One thing that, in my eyes, can be annoying is that the Necrons don’t have such a clear-cut style of battling as the Tyranids and the Blood Angels. While the fights against the first play out as you would expect i.e. holding out against insurmountable odds. Against the Blood Angels things eventually delve into shoot-outs and with the range advantage of the Necrons, it’s easier to just press the end turn button and place everybody on overwatch because as soon as they get into the range of your troops their time left on this plane of existence is accounted for.
To round my impressions of the Necrons off I would they are a welcome addition to a fantastic game, but the lack of a campaign seriously hurt lonewolfers that would rather duke it out against artificial foes. 3 Out of 5 for this DLC as it stands, a great faction hampered by the absence of a dedicated campaign. I love the Necrons, I’m just afraid there isn’t enough to keep me around for long. The Necrons DLC will be out on April 21st.
Now, with the formalities out of the way I want to let it rip on the overreliance on a dynamic battle generator the game generously calls a “campaign” to dish out on-demand content.
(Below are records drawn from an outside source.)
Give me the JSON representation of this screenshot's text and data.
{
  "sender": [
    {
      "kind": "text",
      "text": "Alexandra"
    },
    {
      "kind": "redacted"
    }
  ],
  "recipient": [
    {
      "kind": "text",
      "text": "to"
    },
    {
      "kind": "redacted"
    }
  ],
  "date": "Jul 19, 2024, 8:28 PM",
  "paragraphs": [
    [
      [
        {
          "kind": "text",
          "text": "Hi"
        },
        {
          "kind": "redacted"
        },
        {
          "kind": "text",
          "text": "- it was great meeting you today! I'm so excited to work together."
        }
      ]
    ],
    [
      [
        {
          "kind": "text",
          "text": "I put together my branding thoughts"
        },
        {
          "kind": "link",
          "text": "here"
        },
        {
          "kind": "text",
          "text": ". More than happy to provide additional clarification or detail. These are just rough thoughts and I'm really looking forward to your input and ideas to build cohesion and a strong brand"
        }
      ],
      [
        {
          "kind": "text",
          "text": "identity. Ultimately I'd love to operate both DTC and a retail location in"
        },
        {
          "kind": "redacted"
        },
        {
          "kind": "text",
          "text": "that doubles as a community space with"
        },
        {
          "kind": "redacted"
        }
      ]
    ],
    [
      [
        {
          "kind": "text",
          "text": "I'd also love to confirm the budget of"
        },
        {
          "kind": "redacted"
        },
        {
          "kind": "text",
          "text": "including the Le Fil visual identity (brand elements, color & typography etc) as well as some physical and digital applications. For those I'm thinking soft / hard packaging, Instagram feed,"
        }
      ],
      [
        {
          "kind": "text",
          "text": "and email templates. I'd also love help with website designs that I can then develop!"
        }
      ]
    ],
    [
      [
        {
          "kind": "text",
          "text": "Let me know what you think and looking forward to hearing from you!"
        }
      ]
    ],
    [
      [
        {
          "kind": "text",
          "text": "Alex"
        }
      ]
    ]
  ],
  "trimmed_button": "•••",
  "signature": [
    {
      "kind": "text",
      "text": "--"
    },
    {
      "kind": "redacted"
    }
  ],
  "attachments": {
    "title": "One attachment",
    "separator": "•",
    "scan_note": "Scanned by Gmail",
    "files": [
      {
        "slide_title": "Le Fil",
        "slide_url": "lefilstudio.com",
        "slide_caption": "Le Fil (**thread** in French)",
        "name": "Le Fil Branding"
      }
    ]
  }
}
The reason I’m breaking this review in half is that this update is free for those that already own the game.
You see, what made the base game so interesting was its single-player campaign that put two very different factions against one another: The extra-galactic Tyranid swarm Vs the elite soldiers of the Blood Angels chapter, a tried and true formula of “Who will win? Quantity or quality?”. The interesting premise paired up with an excellent pace: slowly introducing new units and mechanics had me on the edge to find out what new toys would I unravel the next time my forces deployed to battle. Having everything available to you from the get-go removes a lot of the expectation of unlocking new gameplay possibilities.
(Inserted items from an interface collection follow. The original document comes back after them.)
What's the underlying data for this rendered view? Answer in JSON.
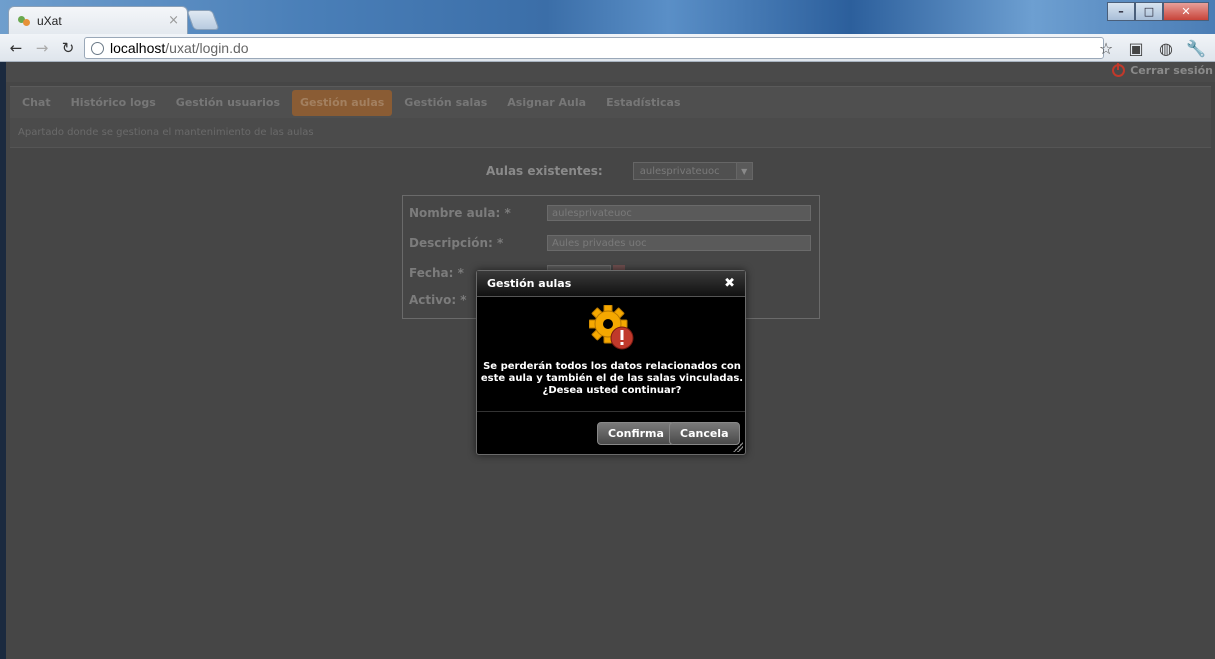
{
  "browser": {
    "tab_title": "uXat",
    "tab_close": "×",
    "url_host": "localhost",
    "url_path": "/uxat/login.do"
  },
  "app": {
    "logout_label": "Cerrar sesión",
    "nav_tabs": [
      {
        "label": "Chat"
      },
      {
        "label": "Histórico logs"
      },
      {
        "label": "Gestión usuarios"
      },
      {
        "label": "Gestión aulas",
        "active": true
      },
      {
        "label": "Gestión salas"
      },
      {
        "label": "Asignar Aula"
      },
      {
        "label": "Estadísticas"
      }
    ],
    "subtitle": "Apartado donde se gestiona el mantenimiento de las aulas",
    "selector": {
      "label": "Aulas existentes:",
      "value": "aulesprivateuoc"
    },
    "form": {
      "name_label": "Nombre aula: *",
      "name_value": "aulesprivateuoc",
      "desc_label": "Descripción: *",
      "desc_value": "Aules privades uoc",
      "date_label": "Fecha: *",
      "active_label": "Activo: *"
    }
  },
  "dialog": {
    "title": "Gestión aulas",
    "close": "✖",
    "message_line1": "Se perderán todos los datos relacionados con",
    "message_line2": "este aula y también el de las salas vinculadas.",
    "message_line3": "¿Desea usted continuar?",
    "confirm_label": "Confirma",
    "cancel_label": "Cancela"
  },
  "colors": {
    "active_tab": "#8a5c34",
    "app_bg": "#464646",
    "dialog_bg": "#000000",
    "warning_gear": "#f5a800",
    "alert_red": "#c0392b"
  },
  "icons": [
    "globe-icon",
    "star-icon",
    "wrench-icon",
    "power-icon",
    "gear-warning-icon",
    "close-icon",
    "resize-grip-icon"
  ]
}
The base game campaigns’ hand-crafted maps lend themselves to the use of very specific tactical capabilities. With randomly generated maps there’s no way to tailor the map to your current forces and tactical faculties, in turn, this makes you lose any sense of narrative investment and importance in your actions as you’re basically battling out what is, for all intents and purposes a Warhammer battle from the tabletop. This might sound great for some and if you’re looking for an excuse to duke it out in digital battlespaces, it’s just not my cup of coffee.
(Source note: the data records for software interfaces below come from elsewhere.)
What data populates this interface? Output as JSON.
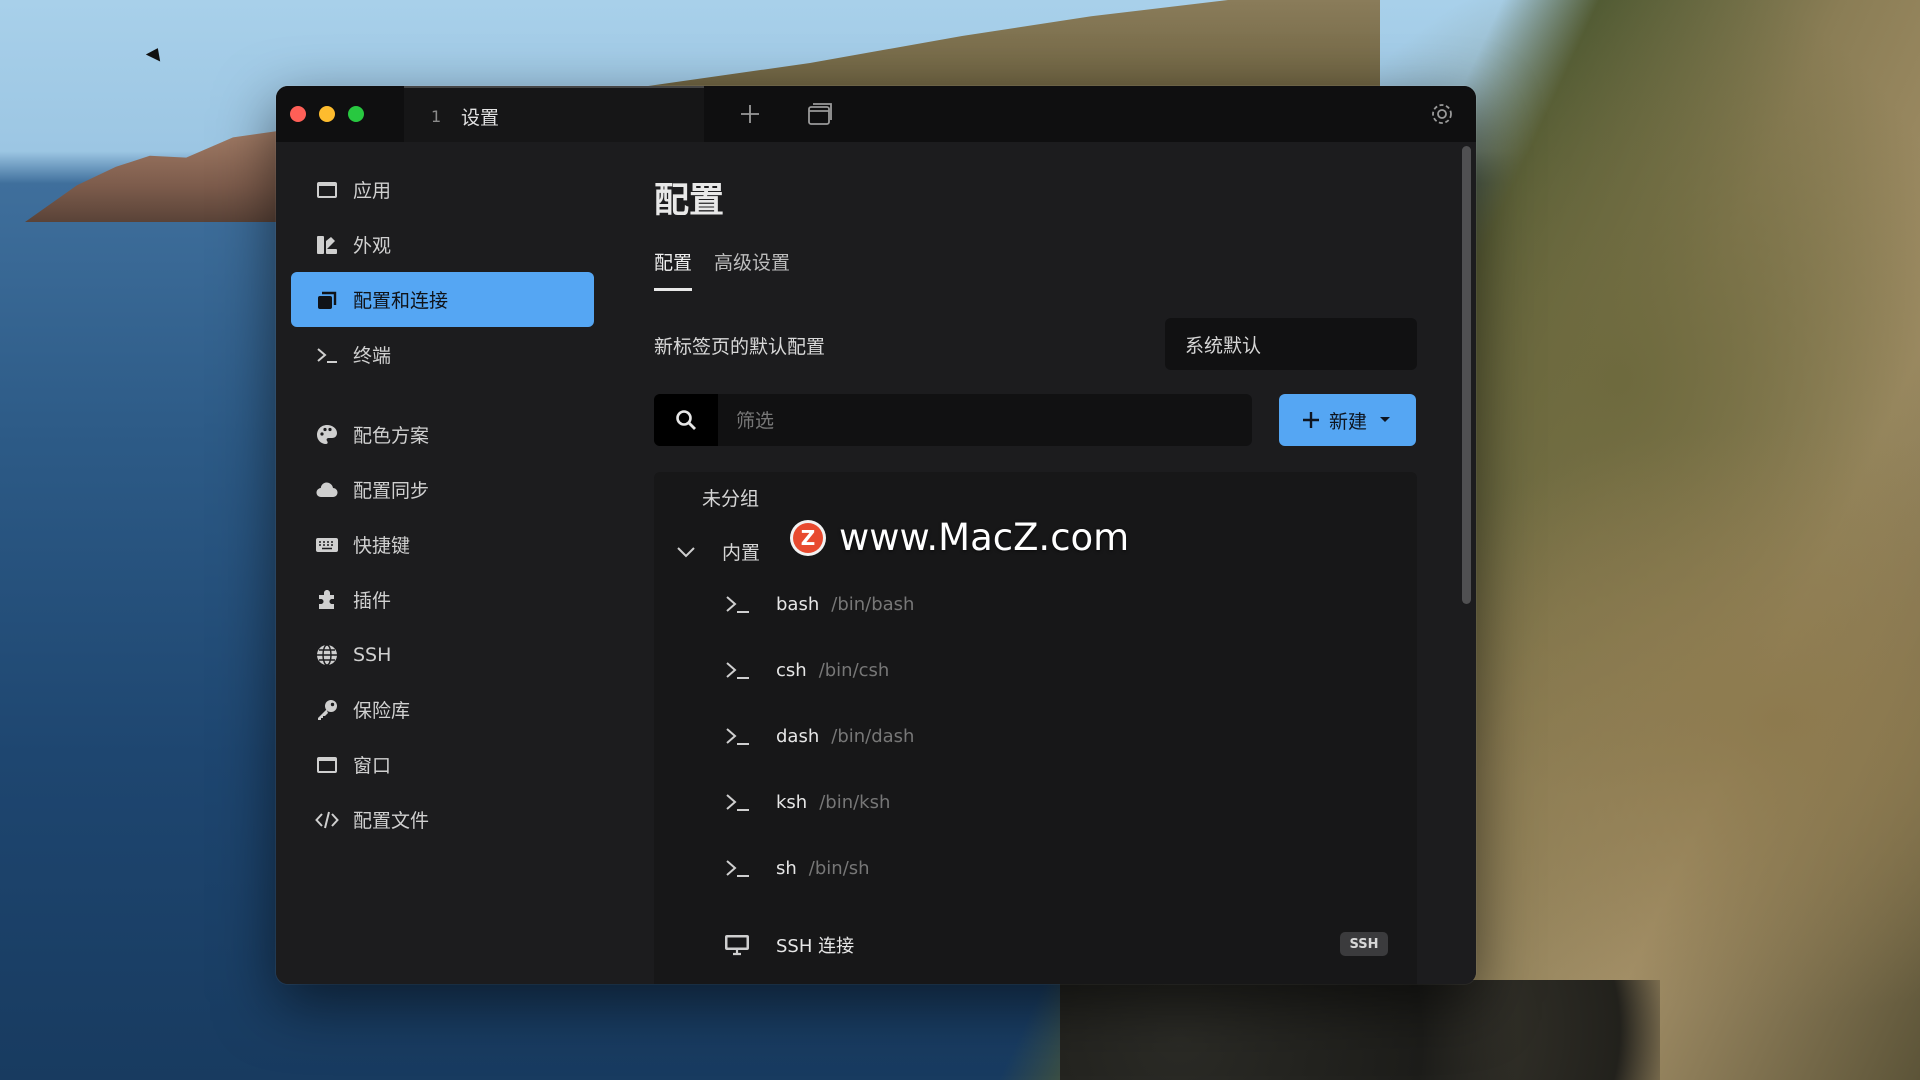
{
  "window": {
    "tab": {
      "number": "1",
      "title": "设置"
    }
  },
  "sidebar": {
    "items": [
      {
        "label": "应用",
        "icon": "window-icon"
      },
      {
        "label": "外观",
        "icon": "paint-icon"
      },
      {
        "label": "配置和连接",
        "icon": "profiles-icon",
        "active": true
      },
      {
        "label": "终端",
        "icon": "terminal-icon"
      },
      {
        "label": "配色方案",
        "icon": "palette-icon"
      },
      {
        "label": "配置同步",
        "icon": "cloud-icon"
      },
      {
        "label": "快捷键",
        "icon": "keyboard-icon"
      },
      {
        "label": "插件",
        "icon": "puzzle-icon"
      },
      {
        "label": "SSH",
        "icon": "globe-icon"
      },
      {
        "label": "保险库",
        "icon": "key-icon"
      },
      {
        "label": "窗口",
        "icon": "window-icon"
      },
      {
        "label": "配置文件",
        "icon": "code-icon"
      }
    ]
  },
  "main": {
    "title": "配置",
    "tabs": [
      {
        "label": "配置",
        "active": true
      },
      {
        "label": "高级设置"
      }
    ],
    "default_profile_label": "新标签页的默认配置",
    "default_profile_value": "系统默认",
    "filter_placeholder": "筛选",
    "new_button_label": "新建",
    "ungrouped_label": "未分组",
    "builtin_group_label": "内置",
    "profiles": [
      {
        "name": "bash",
        "path": "/bin/bash"
      },
      {
        "name": "csh",
        "path": "/bin/csh"
      },
      {
        "name": "dash",
        "path": "/bin/dash"
      },
      {
        "name": "ksh",
        "path": "/bin/ksh"
      },
      {
        "name": "sh",
        "path": "/bin/sh"
      }
    ],
    "ssh_item": {
      "name": "SSH 连接",
      "badge": "SSH"
    }
  },
  "watermark": {
    "logo_letter": "Z",
    "text": "www.MacZ.com"
  },
  "colors": {
    "accent": "#55a6f3",
    "window_bg": "#1c1c1e",
    "titlebar_bg": "#0f0f10"
  }
}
As far as I know, the campaign options don’t allow for a lot of customization. If it did, I would prefer a one-on-one Necrons VS Tyranids instead of a four-way affair if one is to count the Sororitas holding out the neutral hexes. Battlesector (and Warhammer as a franchise) is a game that shines when the factions at war are asymmetrical. Opposing forces too similar eventually lead to mindless melees or repetitious firefights.
In the end, the random campaigns are an unnecessary addition and I would rather have 6 to 8 well-built missions focusing on the aspects that set the Necrons apart from the other factions than an endless gauntlet of terrible generated ones.